**WHAT IS EXPECTED**: Pull each line holding the word "rest" from the data.
○ ○ ○ ○ ○
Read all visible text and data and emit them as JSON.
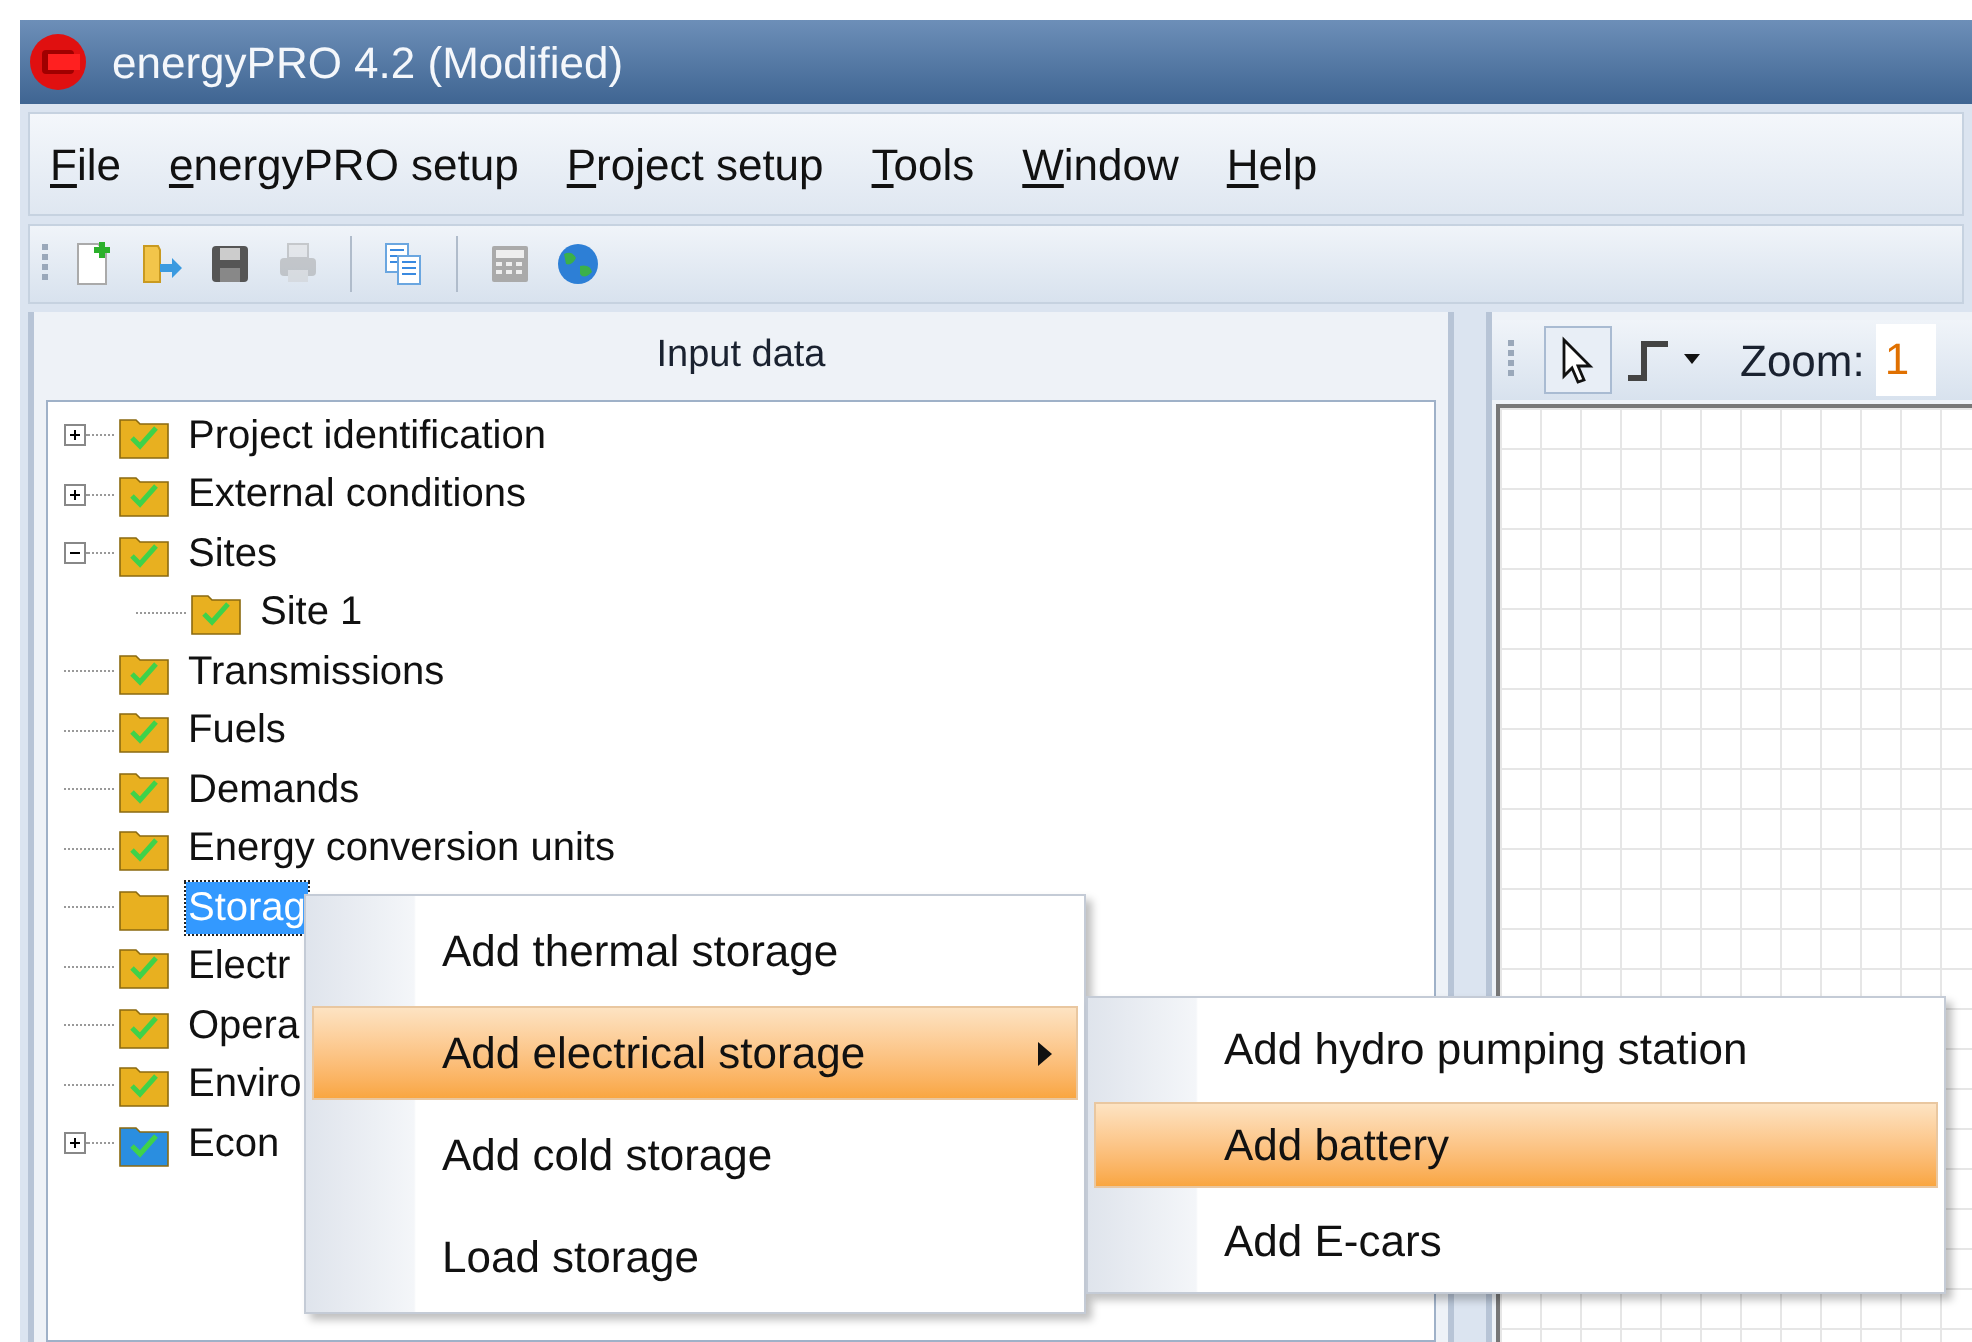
{
  "window": {
    "title": "energyPRO 4.2 (Modified)"
  },
  "menu": [
    {
      "accel": "F",
      "rest": "ile"
    },
    {
      "accel": "e",
      "rest": "nergyPRO setup"
    },
    {
      "accel": "P",
      "rest": "roject setup"
    },
    {
      "accel": "T",
      "rest": "ools"
    },
    {
      "accel": "W",
      "rest": "indow"
    },
    {
      "accel": "H",
      "rest": "elp"
    }
  ],
  "toolbar": [
    {
      "kind": "new",
      "disabled": false
    },
    {
      "kind": "open",
      "disabled": false
    },
    {
      "kind": "save",
      "disabled": false
    },
    {
      "kind": "print",
      "disabled": true
    },
    {
      "kind": "sep"
    },
    {
      "kind": "copy",
      "disabled": false
    },
    {
      "kind": "sep"
    },
    {
      "kind": "calculator",
      "disabled": false
    },
    {
      "kind": "globe",
      "disabled": false
    }
  ],
  "input_panel": {
    "title": "Input data",
    "tree": [
      {
        "label": "Project identification",
        "kind": "collapsed",
        "checked": true,
        "color": "#e8b020",
        "selected": false
      },
      {
        "label": "External conditions",
        "kind": "collapsed",
        "checked": true,
        "color": "#e8b020",
        "selected": false
      },
      {
        "label": "Sites",
        "kind": "expanded",
        "checked": true,
        "color": "#e8b020",
        "selected": false,
        "children": [
          {
            "label": "Site 1",
            "checked": true,
            "color": "#e8b020",
            "selected": false
          }
        ]
      },
      {
        "label": "Transmissions",
        "kind": "leaf",
        "checked": true,
        "color": "#e8b020",
        "selected": false
      },
      {
        "label": "Fuels",
        "kind": "leaf",
        "checked": true,
        "color": "#e8b020",
        "selected": false
      },
      {
        "label": "Demands",
        "kind": "leaf",
        "checked": true,
        "color": "#e8b020",
        "selected": false
      },
      {
        "label": "Energy conversion units",
        "kind": "leaf",
        "checked": true,
        "color": "#e8b020",
        "selected": false
      },
      {
        "label": "Storag",
        "kind": "leaf",
        "checked": false,
        "color": "#e8b020",
        "selected": true
      },
      {
        "label": "Electr",
        "kind": "leaf",
        "checked": true,
        "color": "#e8b020",
        "selected": false
      },
      {
        "label": "Opera",
        "kind": "leaf",
        "checked": true,
        "color": "#e8b020",
        "selected": false
      },
      {
        "label": "Enviro",
        "kind": "leaf",
        "checked": true,
        "color": "#e8b020",
        "selected": false
      },
      {
        "label": "Econ",
        "kind": "collapsed",
        "checked": true,
        "color": "#2a8ee0",
        "selected": false
      }
    ]
  },
  "diagram_panel": {
    "zoom_label": "Zoom:",
    "zoom_value": "1"
  },
  "context_menu": [
    {
      "label": "Add thermal storage",
      "selected": false,
      "submenu": false
    },
    {
      "label": "Add electrical storage",
      "selected": true,
      "submenu": true
    },
    {
      "label": "Add cold storage",
      "selected": false,
      "submenu": false
    },
    {
      "label": "Load storage",
      "selected": false,
      "submenu": false
    }
  ],
  "submenu": [
    {
      "label": "Add hydro pumping station",
      "selected": false
    },
    {
      "label": "Add battery",
      "selected": true
    },
    {
      "label": "Add E-cars",
      "selected": false
    }
  ]
}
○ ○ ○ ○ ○
**EXERCISE RESULT**:
      "rest": "ile"
      "rest": "nergyPRO setup"
      "rest": "roject setup"
      "rest": "ools"
      "rest": "indow"
      "rest": "elp"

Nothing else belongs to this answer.